Dagster type materializers are used to materialize outputs of the dagster type they are attached to.

The recommended way to define a type loader is with the @dagster_type_materializer decorator.

dagster.usable_as_dagster_type(name=None, description=None, loader=None, materializer=None)[source]

Decorate a Python class to make it usable as a Dagster Type.

This is intended to make it straightforward to annotate existing business logic classes to make them dagster types whose typecheck is an isinstance check against that python class.

Parameters
  • python_type (cls) – The python type to make usable as python type.

  • name (Optional[str]) – Name of the new Dagster type. If None, the name (__name__) of the python_type will be used.

  • description (Optional[str]) – A user-readable description of the type.

  • loader (Optional[DagsterTypeLoader]) – An instance of a class that inherits from DagsterTypeLoader and can map config data to a value of this type. Specify this argument if you will need to shim values of this type using the config machinery. As a rule, you should use the @dagster_type_loader decorator to construct these arguments.

  • materializer (Optional[DagsterTypeMaterializer]) – An instance of a class that inherits from DagsterTypeMaterializer and can persist values of this type. As a rule, you should use the @dagster_type_materializer decorator to construct these arguments.

Examples:

# dagster_aws.s3.file_manager.S3FileHandle
@usable_as_dagster_type
class S3FileHandle(FileHandle):
    def __init__(self, s3_bucket, s3_key):
        self._s3_bucket = check.str_param(s3_bucket, 's3_bucket')
        self._s3_key = check.str_param(s3_key, 's3_key')

    @property
    def s3_bucket(self):
        return self._s3_bucket

    @property
    def s3_key(self):
        return self._s3_key

    @property
    def path_desc(self):
        return self.s3_path

    @property
    def s3_path(self):
        return 's3://{bucket}/{key}'.format(bucket=self.s3_bucket, key=self.s3_key)
dagster.make_python_type_usable_as_dagster_type(python_type, dagster_type)[source]

Take any existing python type and map it to a dagster type (generally created with DagsterType) This can only be called once on a given python type.

Testing Types

dagster.check_dagster_type(dagster_type, value)[source]

Test a custom Dagster type.

Parameters
  • dagster_type (Any) – The Dagster type to test. Should be one of the built-in types, a dagster type explicitly constructed with as_dagster_type(), @usable_as_dagster_type, or PythonObjectDagsterType(), or a Python type.

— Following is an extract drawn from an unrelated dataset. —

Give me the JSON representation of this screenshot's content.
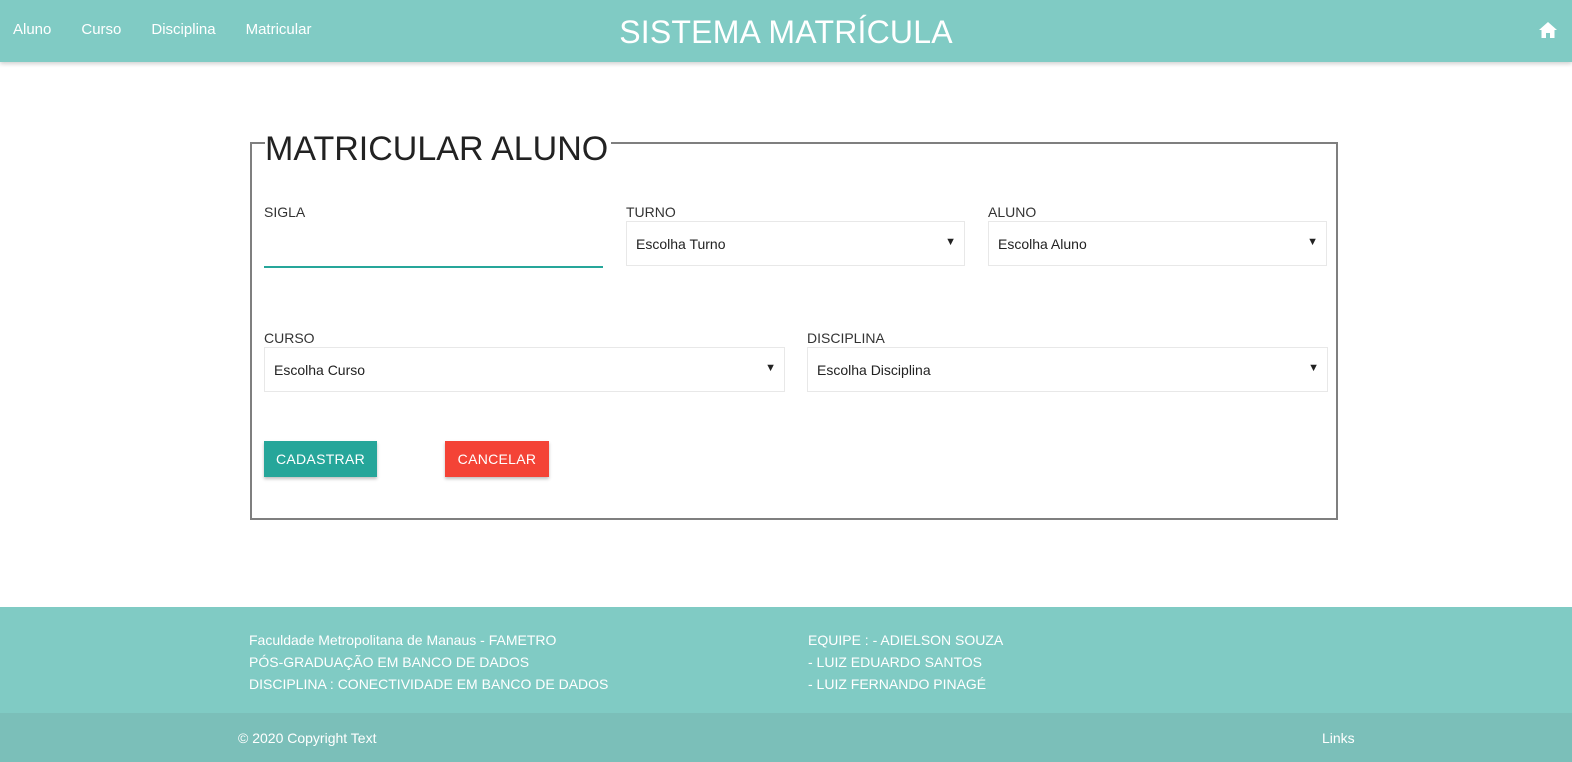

  • value (Any) – The runtime value to test.

Returns

The result of the type check.

Return type

TypeCheck

Examples

assert check_dagster_type(Dict[Any, Any], {'foo': 'bar'}).success